This can be an advantage or disadvantage depending on how easily you recognise it in your writing.
It can be advantageous because your writing may allow you to shed light on an issue that others hadn’t considered or perhaps make it some more immediate and real. You could write a fantasy story about sentient animals being hunted to draw attention to poaching for example. That adds an extra dimension and can help guide your writing.
There are disadvantages- don’t forget, people aren’t buying your high fantasy story to hear your views on international relations with regards to Syria. Yes, you can use some heavy-handed metaphors if you want but people buy books for the stories, the characters, the plot. A message isn’t an appropriate substitution for these. We have all read those novels where the characters feel like cardboard cut outs and strawmen, used to highlight the author’s views. It isn’t a rewarding book to read, even if you completely agree with those views.
That may all sound a bit wishy-washy. My views can make my story better but I should be careful how I include them? How?
I’ll use myself as an example and not pull any punches either!
I am extremely interested in Scottish politics, so my story North Sea Nightmare has some political intrigues going on in the background, some commentary on how crucial the North Sea oil is for the separatist plans for an independent Scottish state. That isn’t the story though, the story is about a monster tearing rig workers apart.
So I know I am deeply interested in Scottish politics- I know that and realise it. I could go on and on about it all day, examining every nuance in the extreme. I read about it, watch documentaries, talk about the latest developments. I have a very active interest in it all.
It is only natural that my writing reflects this.
However, I shouldn’t put it in everything! That would become tedious and predictable.
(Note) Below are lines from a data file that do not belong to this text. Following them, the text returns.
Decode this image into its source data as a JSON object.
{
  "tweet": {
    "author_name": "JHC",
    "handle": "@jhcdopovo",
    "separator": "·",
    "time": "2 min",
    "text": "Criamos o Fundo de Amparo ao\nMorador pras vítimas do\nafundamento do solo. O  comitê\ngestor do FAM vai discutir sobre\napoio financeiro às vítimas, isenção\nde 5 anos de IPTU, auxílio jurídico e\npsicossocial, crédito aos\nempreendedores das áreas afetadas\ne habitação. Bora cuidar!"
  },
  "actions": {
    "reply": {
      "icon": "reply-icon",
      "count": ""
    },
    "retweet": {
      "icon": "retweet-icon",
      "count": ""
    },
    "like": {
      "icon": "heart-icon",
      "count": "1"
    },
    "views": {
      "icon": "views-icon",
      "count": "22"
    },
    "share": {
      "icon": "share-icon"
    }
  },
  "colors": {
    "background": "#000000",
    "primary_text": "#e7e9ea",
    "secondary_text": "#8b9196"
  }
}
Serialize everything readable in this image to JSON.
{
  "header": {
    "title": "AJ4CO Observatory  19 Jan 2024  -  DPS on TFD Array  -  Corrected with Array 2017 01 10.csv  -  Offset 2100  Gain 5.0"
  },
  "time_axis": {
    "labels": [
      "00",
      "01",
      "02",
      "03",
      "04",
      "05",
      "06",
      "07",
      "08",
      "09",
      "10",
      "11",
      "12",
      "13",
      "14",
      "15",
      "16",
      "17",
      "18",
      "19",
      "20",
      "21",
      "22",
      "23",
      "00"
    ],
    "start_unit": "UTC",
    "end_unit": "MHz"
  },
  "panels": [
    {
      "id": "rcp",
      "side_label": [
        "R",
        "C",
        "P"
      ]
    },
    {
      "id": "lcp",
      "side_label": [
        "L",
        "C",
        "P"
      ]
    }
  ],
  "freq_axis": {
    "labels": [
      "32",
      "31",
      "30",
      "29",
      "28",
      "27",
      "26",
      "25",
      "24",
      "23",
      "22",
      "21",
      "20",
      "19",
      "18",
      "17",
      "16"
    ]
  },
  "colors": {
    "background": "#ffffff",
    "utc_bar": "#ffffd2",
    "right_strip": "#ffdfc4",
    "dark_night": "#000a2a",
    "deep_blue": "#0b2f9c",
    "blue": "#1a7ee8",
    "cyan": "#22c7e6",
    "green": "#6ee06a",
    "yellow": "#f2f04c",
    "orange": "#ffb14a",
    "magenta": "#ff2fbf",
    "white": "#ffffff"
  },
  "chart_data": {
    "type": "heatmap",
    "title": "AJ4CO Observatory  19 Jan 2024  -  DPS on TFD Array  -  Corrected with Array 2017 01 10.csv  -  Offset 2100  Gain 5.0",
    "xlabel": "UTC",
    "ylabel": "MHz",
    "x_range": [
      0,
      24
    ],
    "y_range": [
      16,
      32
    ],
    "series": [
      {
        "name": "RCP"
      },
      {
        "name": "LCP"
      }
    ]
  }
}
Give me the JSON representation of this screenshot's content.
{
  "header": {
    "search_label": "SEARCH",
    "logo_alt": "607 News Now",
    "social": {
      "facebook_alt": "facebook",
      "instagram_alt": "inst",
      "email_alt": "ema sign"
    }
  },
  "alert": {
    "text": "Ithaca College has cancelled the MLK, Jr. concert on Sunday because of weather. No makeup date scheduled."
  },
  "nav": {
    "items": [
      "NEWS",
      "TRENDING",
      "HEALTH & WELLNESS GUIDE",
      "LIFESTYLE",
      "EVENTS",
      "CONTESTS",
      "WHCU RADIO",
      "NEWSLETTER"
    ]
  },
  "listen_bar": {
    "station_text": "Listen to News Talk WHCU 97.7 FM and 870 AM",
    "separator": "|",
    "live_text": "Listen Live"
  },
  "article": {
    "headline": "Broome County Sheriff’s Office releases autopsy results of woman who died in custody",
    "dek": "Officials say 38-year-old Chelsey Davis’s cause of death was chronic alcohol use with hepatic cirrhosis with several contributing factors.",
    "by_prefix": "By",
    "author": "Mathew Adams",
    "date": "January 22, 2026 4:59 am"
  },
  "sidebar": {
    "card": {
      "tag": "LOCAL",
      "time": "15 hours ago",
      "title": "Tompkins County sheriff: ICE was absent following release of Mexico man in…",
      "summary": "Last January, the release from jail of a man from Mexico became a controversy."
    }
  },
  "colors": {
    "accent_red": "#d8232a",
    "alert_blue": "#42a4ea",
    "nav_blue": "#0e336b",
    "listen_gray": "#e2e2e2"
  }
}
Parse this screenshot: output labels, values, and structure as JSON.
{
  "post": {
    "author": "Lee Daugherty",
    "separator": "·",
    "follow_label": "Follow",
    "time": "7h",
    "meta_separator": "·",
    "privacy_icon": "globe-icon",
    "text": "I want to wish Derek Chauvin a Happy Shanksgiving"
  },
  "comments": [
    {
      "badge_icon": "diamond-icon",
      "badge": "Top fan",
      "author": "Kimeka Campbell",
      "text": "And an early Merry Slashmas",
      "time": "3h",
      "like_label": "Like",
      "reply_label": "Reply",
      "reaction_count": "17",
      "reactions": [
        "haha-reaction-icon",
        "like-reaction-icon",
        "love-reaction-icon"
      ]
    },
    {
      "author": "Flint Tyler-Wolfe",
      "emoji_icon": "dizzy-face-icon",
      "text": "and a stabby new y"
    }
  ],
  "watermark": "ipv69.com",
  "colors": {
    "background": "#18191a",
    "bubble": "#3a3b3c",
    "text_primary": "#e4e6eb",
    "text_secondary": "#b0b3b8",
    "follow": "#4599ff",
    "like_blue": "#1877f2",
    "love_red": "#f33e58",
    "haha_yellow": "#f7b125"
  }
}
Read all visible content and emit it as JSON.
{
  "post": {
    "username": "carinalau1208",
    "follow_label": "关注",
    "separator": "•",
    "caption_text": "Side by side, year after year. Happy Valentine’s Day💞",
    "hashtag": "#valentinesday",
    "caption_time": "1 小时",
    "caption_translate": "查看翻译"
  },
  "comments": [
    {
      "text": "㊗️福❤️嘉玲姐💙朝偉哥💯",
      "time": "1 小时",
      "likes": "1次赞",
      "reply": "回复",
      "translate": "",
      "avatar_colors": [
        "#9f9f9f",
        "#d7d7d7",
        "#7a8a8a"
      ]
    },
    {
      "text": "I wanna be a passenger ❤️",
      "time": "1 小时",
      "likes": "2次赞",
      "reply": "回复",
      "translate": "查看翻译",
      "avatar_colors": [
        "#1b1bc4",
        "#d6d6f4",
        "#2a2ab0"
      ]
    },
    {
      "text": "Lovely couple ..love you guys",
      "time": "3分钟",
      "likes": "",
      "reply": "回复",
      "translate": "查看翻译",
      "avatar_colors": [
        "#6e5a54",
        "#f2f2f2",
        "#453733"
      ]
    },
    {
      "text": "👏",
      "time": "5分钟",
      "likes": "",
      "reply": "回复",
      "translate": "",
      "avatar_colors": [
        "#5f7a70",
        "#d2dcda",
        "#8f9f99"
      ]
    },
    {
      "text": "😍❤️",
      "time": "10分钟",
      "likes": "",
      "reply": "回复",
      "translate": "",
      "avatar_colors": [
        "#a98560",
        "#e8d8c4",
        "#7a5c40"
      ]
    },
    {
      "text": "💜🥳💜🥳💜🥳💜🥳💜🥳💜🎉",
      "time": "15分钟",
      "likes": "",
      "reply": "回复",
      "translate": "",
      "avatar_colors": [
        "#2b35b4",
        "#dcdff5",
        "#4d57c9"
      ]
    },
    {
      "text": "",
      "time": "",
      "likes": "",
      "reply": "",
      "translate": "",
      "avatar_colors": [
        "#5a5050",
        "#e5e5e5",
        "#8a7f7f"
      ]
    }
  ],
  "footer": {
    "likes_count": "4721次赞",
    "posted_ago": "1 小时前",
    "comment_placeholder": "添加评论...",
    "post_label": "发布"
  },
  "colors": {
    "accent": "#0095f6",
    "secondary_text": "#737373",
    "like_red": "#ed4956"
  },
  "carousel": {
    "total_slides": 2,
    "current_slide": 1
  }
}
My story, Bad Credit, that I am working on now has nothing to do with Scottish politics. Instead the emphasis is on the luxury living in Edinburgh and the extremes people will go to maintain that lifestyle. This isn’t really a cause, more something I see in my day to day life.
Step one is awareness of what your causes are. Don’t let them slip into everything without knowing it, really be aware of them.
Step two is deciding if these can be organically included in your story. Making a critique of religious fundamentalism could add an interesting layer to your science fiction novel. Trying to force in an anti-processed sugar message to your political thriller might not be very interesting or work.
Step three is to try and make sure that all your work isn’t about the same cause. Politics found its way into North Sea Nightmare but Bad Credit and The Man with the Green Tie don’t really have that in them. If you find your last two or three books focused on a specific issue, why not change it, keeps it exciting and fresh. I’m not saying lose any intensity for your causes just don’t let them totally dominate your writing. You are the boss, not them.
Still pitch dark and freezing here! I do like that they haven’t taken down the lights on George Street.